She lives alternately in an apartment in Copenhagen and in a house on the island of Falster, where she has a fruit plantation with her own apiary.
Grew up with a couple of grandparents who were also into beekeeping and honey.
Associate Professor Gitte Buch-Hansen’s daily work is on the New Testament at the Section for Biblical Exegesis. In her spare time, she is a beekeeper. In April, she was given the opportunity to bring her hobby to work. Together with a group of students, she set up two beehives on South Campus just outside the Faculty of Theology. Two large wooden boxes with approximately 50,000 bees in each.
The idea came up in a conversation with a colleague, Professor Jakob Skovgaard-Petersen from the Department of Cross-Cultural and Regional Studies. »As a university we want to make our mark in the wider debate over pollination and biodiversity,« says Gitte Buch-Hansen.
There are already bees on the other campuses at university:
»The only place that didn’t have bees was South Campus. So we got started.«
Gitte Buch-Hansen studied the natural environment around Karen Blixens Plads and South Campus thoroughly. She found more food sources for the bees than she had dared hope for. Hawthorn, linden trees, chestnut trees and dandelions.
»We have been very careful not to set up too many hives, because then the honey bees would threaten the wild bees in the vicinity.«
A permanent team of volunteer students helps Gitte Buch-Hansen inspect the bees once a week. The bees don’t sting, she emphasises, »unless they have a reason to do so. Every time I have been stung, it has been my own fault.«
We are quite proud of it. It is not a kids-variety honey.
The dress code is always called gloves, hats and socks over your trousers. Students found the sock thing hard to accept in the beginning. »They thought it looked ridiculous. But now, they have found out that it looks more ridiculous to have to take off your trousers on campus because a bee has found its way up your trouser leg.«
The two hives have in total produced more than 80 kg of honey this year. This is far beyond what was expected. You can buy a glass of it in a small booth in the canteen at the Faculty of Theology. The taste is strong and spicy, and it is good for cheese and muesli. »We are quite proud of it. It is not a kids-variety honey.«

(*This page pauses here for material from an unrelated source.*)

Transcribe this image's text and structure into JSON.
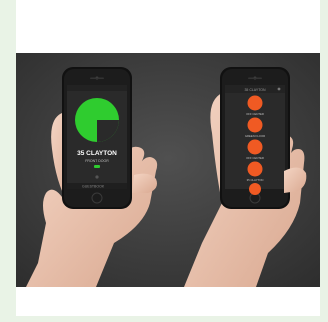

When Gitte Buch-Hansen recently helped organise an interdisciplinary seminar on the important role played by bees in human life, (honey) gingerbread was served. This was no coincidence:
»The good thing is that people throughout history have been attracted by the sweet stuff. It is perfect to raise awareness about what we are actually doing with our surroundings.«
Translated by Mike Young.